*Aim of the exercise:* Each entry must be given again exactly as it appears, with images excluded.

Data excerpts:
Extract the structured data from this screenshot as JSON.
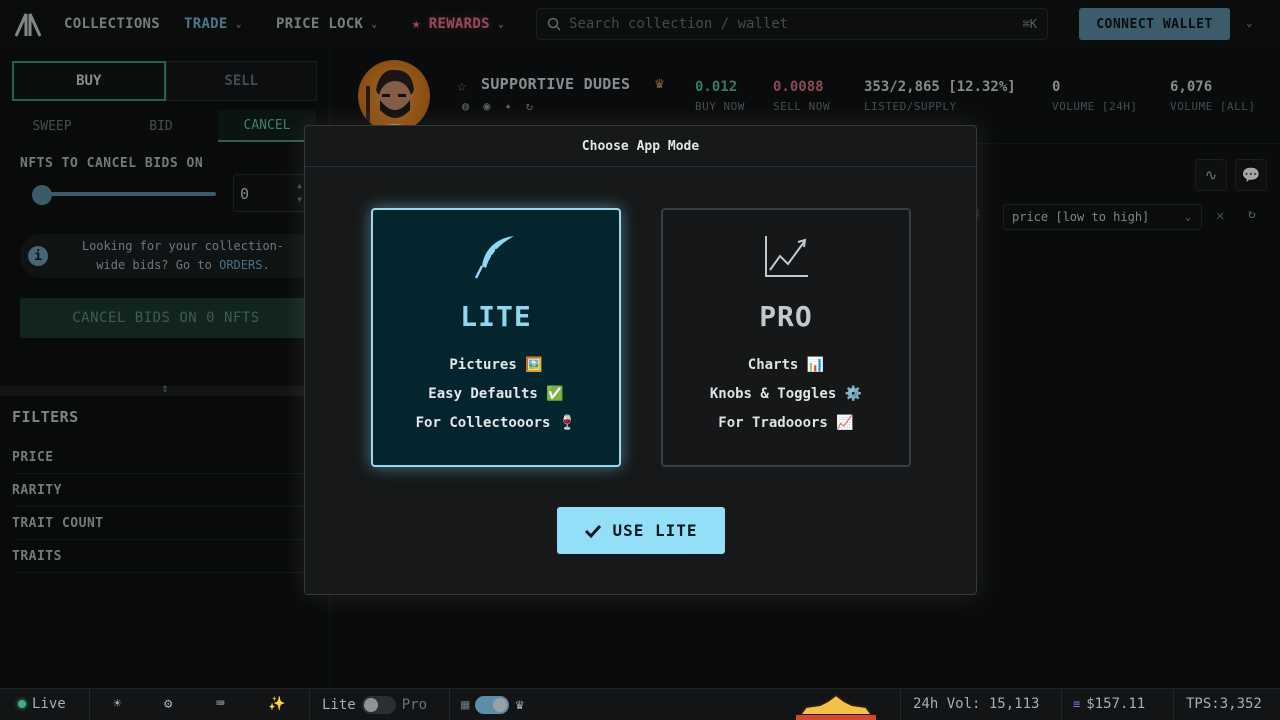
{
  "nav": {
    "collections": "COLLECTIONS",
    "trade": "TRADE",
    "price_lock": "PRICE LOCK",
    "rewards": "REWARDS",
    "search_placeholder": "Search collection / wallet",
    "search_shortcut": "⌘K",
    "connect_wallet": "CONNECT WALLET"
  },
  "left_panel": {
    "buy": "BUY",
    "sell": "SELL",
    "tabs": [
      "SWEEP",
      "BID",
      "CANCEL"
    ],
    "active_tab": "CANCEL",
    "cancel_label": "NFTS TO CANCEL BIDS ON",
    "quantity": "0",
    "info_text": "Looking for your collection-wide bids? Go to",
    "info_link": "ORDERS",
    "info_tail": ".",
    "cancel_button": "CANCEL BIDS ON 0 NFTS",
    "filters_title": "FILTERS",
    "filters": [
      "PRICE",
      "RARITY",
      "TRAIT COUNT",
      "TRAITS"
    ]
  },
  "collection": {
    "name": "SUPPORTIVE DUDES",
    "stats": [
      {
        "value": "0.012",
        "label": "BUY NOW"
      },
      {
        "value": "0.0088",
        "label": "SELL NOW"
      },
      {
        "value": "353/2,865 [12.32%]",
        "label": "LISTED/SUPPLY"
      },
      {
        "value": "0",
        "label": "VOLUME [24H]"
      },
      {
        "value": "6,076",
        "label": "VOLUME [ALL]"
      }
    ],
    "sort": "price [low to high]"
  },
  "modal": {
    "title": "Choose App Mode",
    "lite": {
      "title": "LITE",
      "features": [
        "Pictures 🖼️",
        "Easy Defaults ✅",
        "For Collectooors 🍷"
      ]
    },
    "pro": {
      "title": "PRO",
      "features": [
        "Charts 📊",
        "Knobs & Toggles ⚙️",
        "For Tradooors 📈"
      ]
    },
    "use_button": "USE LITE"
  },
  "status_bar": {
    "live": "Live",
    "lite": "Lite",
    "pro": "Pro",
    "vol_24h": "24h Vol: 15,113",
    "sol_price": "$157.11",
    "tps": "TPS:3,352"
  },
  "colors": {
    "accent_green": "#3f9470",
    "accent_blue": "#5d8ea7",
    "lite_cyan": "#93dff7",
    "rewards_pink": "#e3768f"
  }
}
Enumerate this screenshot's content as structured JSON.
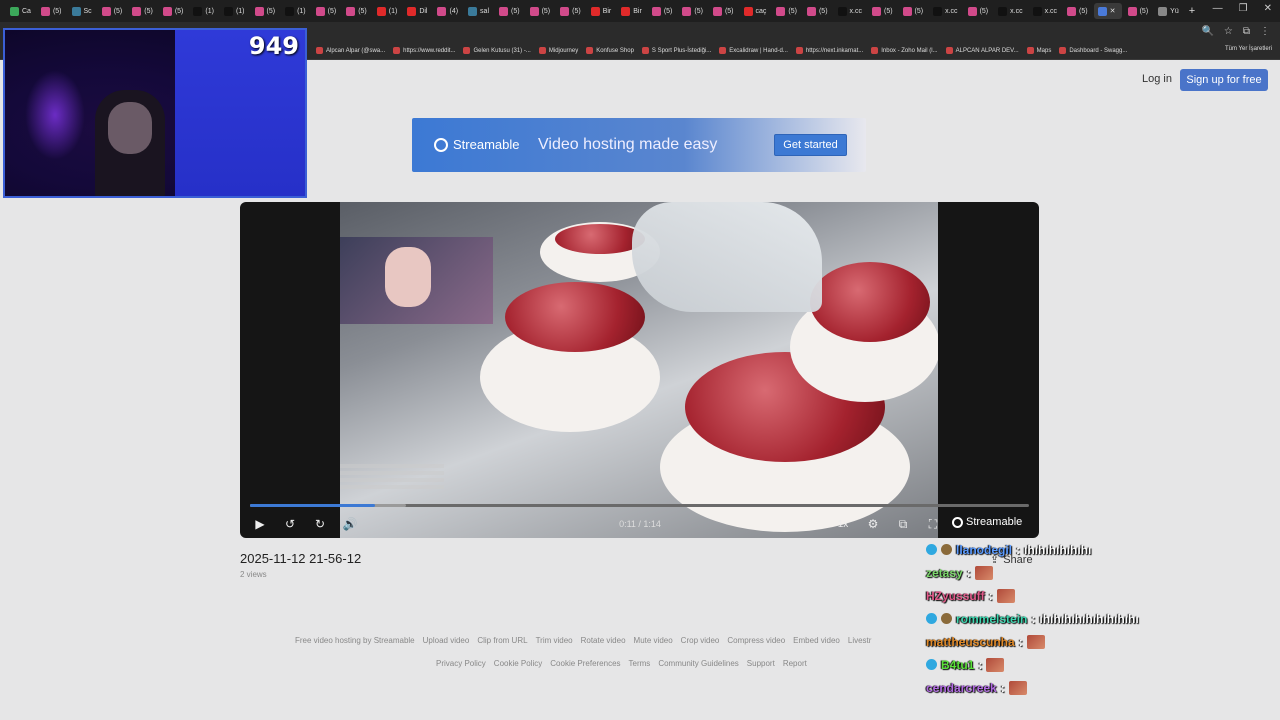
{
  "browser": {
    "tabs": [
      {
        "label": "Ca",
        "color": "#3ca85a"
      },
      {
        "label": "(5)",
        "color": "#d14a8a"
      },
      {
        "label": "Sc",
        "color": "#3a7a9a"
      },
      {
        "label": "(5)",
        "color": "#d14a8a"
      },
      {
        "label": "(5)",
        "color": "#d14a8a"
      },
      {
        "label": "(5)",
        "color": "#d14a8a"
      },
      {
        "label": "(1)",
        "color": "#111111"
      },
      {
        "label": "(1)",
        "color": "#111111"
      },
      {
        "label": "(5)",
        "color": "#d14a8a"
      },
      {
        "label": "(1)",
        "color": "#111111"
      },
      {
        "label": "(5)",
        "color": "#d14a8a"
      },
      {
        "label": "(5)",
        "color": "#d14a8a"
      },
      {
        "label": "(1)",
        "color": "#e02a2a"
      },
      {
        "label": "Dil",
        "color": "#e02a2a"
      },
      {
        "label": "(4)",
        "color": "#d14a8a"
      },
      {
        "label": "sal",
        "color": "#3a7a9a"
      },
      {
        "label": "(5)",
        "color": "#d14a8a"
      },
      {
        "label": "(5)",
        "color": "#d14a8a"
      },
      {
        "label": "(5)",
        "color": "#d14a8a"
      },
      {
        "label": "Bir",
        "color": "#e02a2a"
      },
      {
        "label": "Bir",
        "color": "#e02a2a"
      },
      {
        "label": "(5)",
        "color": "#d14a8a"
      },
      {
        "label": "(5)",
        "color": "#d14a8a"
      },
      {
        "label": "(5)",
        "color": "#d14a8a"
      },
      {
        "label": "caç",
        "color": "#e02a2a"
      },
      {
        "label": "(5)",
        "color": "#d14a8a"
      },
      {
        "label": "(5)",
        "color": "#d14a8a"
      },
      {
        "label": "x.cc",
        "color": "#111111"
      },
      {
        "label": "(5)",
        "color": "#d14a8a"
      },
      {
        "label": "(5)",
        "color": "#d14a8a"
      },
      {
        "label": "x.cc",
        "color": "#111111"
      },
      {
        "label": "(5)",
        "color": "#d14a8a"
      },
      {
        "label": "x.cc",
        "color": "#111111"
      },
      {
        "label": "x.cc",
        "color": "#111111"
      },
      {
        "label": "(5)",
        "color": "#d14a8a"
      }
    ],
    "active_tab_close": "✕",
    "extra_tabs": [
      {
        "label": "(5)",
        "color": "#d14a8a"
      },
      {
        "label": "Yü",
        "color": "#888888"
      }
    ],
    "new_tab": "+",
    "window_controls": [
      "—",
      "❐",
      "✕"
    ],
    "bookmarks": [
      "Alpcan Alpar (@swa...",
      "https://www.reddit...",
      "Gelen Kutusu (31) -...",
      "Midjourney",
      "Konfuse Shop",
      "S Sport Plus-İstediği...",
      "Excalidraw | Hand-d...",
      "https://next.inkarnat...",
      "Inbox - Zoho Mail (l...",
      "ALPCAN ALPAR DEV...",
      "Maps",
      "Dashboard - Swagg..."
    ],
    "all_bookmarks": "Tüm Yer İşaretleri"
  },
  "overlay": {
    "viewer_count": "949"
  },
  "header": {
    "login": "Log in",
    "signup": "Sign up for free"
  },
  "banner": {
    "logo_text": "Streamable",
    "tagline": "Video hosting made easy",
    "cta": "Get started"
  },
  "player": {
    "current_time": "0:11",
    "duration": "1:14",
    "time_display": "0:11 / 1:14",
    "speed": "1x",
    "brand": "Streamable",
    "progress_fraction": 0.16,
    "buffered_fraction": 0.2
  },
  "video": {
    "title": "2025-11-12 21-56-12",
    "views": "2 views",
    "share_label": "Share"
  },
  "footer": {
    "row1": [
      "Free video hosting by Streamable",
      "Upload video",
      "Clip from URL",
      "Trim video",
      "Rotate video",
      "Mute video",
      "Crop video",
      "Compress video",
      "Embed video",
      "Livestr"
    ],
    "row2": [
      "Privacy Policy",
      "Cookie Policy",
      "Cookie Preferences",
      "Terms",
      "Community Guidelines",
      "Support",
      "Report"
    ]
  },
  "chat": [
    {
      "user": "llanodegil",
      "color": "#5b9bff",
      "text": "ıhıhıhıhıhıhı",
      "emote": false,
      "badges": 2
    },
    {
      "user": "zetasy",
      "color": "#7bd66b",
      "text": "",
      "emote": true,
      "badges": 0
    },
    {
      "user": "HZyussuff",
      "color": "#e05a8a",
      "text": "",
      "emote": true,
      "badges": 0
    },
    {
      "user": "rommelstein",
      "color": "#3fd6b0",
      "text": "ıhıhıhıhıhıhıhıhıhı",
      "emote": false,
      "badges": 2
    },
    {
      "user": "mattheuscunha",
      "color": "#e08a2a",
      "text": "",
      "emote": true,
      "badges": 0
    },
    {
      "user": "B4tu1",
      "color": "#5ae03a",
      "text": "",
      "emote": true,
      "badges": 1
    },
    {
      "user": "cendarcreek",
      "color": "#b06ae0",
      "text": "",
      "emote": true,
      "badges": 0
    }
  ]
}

*Expected output:*
Extract the structured data from this screenshot as JSON.
{
  "nav": {
    "collections": "COLLECTIONS",
    "trade": "TRADE",
    "price_lock": "PRICE LOCK",
    "rewards": "REWARDS",
    "search_placeholder": "Search collection / wallet",
    "search_shortcut": "⌘K",
    "connect_wallet": "CONNECT WALLET"
  },
  "left_panel": {
    "buy": "BUY",
    "sell": "SELL",
    "tabs": [
      "SWEEP",
      "BID",
      "CANCEL"
    ],
    "active_tab": "CANCEL",
    "cancel_label": "NFTS TO CANCEL BIDS ON",
    "quantity": "0",
    "info_text": "Looking for your collection-wide bids? Go to",
    "info_link": "ORDERS",
    "info_tail": ".",
    "cancel_button": "CANCEL BIDS ON 0 NFTS",
    "filters_title": "FILTERS",
    "filters": [
      "PRICE",
      "RARITY",
      "TRAIT COUNT",
      "TRAITS"
    ]
  },
  "collection": {
    "name": "SUPPORTIVE DUDES",
    "stats": [
      {
        "value": "0.012",
        "label": "BUY NOW"
      },
      {
        "value": "0.0088",
        "label": "SELL NOW"
      },
      {
        "value": "353/2,865 [12.32%]",
        "label": "LISTED/SUPPLY"
      },
      {
        "value": "0",
        "label": "VOLUME [24H]"
      },
      {
        "value": "6,076",
        "label": "VOLUME [ALL]"
      }
    ],
    "sort": "price [low to high]"
  },
  "modal": {
    "title": "Choose App Mode",
    "lite": {
      "title": "LITE",
      "features": [
        "Pictures 🖼️",
        "Easy Defaults ✅",
        "For Collectooors 🍷"
      ]
    },
    "pro": {
      "title": "PRO",
      "features": [
        "Charts 📊",
        "Knobs & Toggles ⚙️",
        "For Tradooors 📈"
      ]
    },
    "use_button": "USE LITE"
  },
  "status_bar": {
    "live": "Live",
    "lite": "Lite",
    "pro": "Pro",
    "vol_24h": "24h Vol: 15,113",
    "sol_price": "$157.11",
    "tps": "TPS:3,352"
  },
  "colors": {
    "accent_green": "#3f9470",
    "accent_blue": "#5d8ea7",
    "lite_cyan": "#93dff7",
    "rewards_pink": "#e3768f"
  }
}
Enumerate this screenshot's content as structured JSON.
{
  "browser": {
    "tabs": [
      {
        "label": "Ca",
        "color": "#3ca85a"
      },
      {
        "label": "(5)",
        "color": "#d14a8a"
      },
      {
        "label": "Sc",
        "color": "#3a7a9a"
      },
      {
        "label": "(5)",
        "color": "#d14a8a"
      },
      {
        "label": "(5)",
        "color": "#d14a8a"
      },
      {
        "label": "(5)",
        "color": "#d14a8a"
      },
      {
        "label": "(1)",
        "color": "#111111"
      },
      {
        "label": "(1)",
        "color": "#111111"
      },
      {
        "label": "(5)",
        "color": "#d14a8a"
      },
      {
        "label": "(1)",
        "color": "#111111"
      },
      {
        "label": "(5)",
        "color": "#d14a8a"
      },
      {
        "label": "(5)",
        "color": "#d14a8a"
      },
      {
        "label": "(1)",
        "color": "#e02a2a"
      },
      {
        "label": "Dil",
        "color": "#e02a2a"
      },
      {
        "label": "(4)",
        "color": "#d14a8a"
      },
      {
        "label": "sal",
        "color": "#3a7a9a"
      },
      {
        "label": "(5)",
        "color": "#d14a8a"
      },
      {
        "label": "(5)",
        "color": "#d14a8a"
      },
      {
        "label": "(5)",
        "color": "#d14a8a"
      },
      {
        "label": "Bir",
        "color": "#e02a2a"
      },
      {
        "label": "Bir",
        "color": "#e02a2a"
      },
      {
        "label": "(5)",
        "color": "#d14a8a"
      },
      {
        "label": "(5)",
        "color": "#d14a8a"
      },
      {
        "label": "(5)",
        "color": "#d14a8a"
      },
      {
        "label": "caç",
        "color": "#e02a2a"
      },
      {
        "label": "(5)",
        "color": "#d14a8a"
      },
      {
        "label": "(5)",
        "color": "#d14a8a"
      },
      {
        "label": "x.cc",
        "color": "#111111"
      },
      {
        "label": "(5)",
        "color": "#d14a8a"
      },
      {
        "label": "(5)",
        "color": "#d14a8a"
      },
      {
        "label": "x.cc",
        "color": "#111111"
      },
      {
        "label": "(5)",
        "color": "#d14a8a"
      },
      {
        "label": "x.cc",
        "color": "#111111"
      },
      {
        "label": "x.cc",
        "color": "#111111"
      },
      {
        "label": "(5)",
        "color": "#d14a8a"
      }
    ],
    "active_tab_close": "✕",
    "extra_tabs": [
      {
        "label": "(5)",
        "color": "#d14a8a"
      },
      {
        "label": "Yü",
        "color": "#888888"
      }
    ],
    "new_tab": "+",
    "window_controls": [
      "—",
      "❐",
      "✕"
    ],
    "bookmarks": [
      "Alpcan Alpar (@swa...",
      "https://www.reddit...",
      "Gelen Kutusu (31) -...",
      "Midjourney",
      "Konfuse Shop",
      "S Sport Plus-İstediği...",
      "Excalidraw | Hand-d...",
      "https://next.inkarnat...",
      "Inbox - Zoho Mail (l...",
      "ALPCAN ALPAR DEV...",
      "Maps",
      "Dashboard - Swagg..."
    ],
    "all_bookmarks": "Tüm Yer İşaretleri"
  },
  "overlay": {
    "viewer_count": "949"
  },
  "header": {
    "login": "Log in",
    "signup": "Sign up for free"
  },
  "banner": {
    "logo_text": "Streamable",
    "tagline": "Video hosting made easy",
    "cta": "Get started"
  },
  "player": {
    "current_time": "0:11",
    "duration": "1:14",
    "time_display": "0:11 / 1:14",
    "speed": "1x",
    "brand": "Streamable",
    "progress_fraction": 0.16,
    "buffered_fraction": 0.2
  },
  "video": {
    "title": "2025-11-12 21-56-12",
    "views": "2 views",
    "share_label": "Share"
  },
  "footer": {
    "row1": [
      "Free video hosting by Streamable",
      "Upload video",
      "Clip from URL",
      "Trim video",
      "Rotate video",
      "Mute video",
      "Crop video",
      "Compress video",
      "Embed video",
      "Livestr"
    ],
    "row2": [
      "Privacy Policy",
      "Cookie Policy",
      "Cookie Preferences",
      "Terms",
      "Community Guidelines",
      "Support",
      "Report"
    ]
  },
  "chat": [
    {
      "user": "llanodegil",
      "color": "#5b9bff",
      "text": "ıhıhıhıhıhıhı",
      "emote": false,
      "badges": 2
    },
    {
      "user": "zetasy",
      "color": "#7bd66b",
      "text": "",
      "emote": true,
      "badges": 0
    },
    {
      "user": "HZyussuff",
      "color": "#e05a8a",
      "text": "",
      "emote": true,
      "badges": 0
    },
    {
      "user": "rommelstein",
      "color": "#3fd6b0",
      "text": "ıhıhıhıhıhıhıhıhıhı",
      "emote": false,
      "badges": 2
    },
    {
      "user": "mattheuscunha",
      "color": "#e08a2a",
      "text": "",
      "emote": true,
      "badges": 0
    },
    {
      "user": "B4tu1",
      "color": "#5ae03a",
      "text": "",
      "emote": true,
      "badges": 1
    },
    {
      "user": "cendarcreek",
      "color": "#b06ae0",
      "text": "",
      "emote": true,
      "badges": 0
    }
  ]
}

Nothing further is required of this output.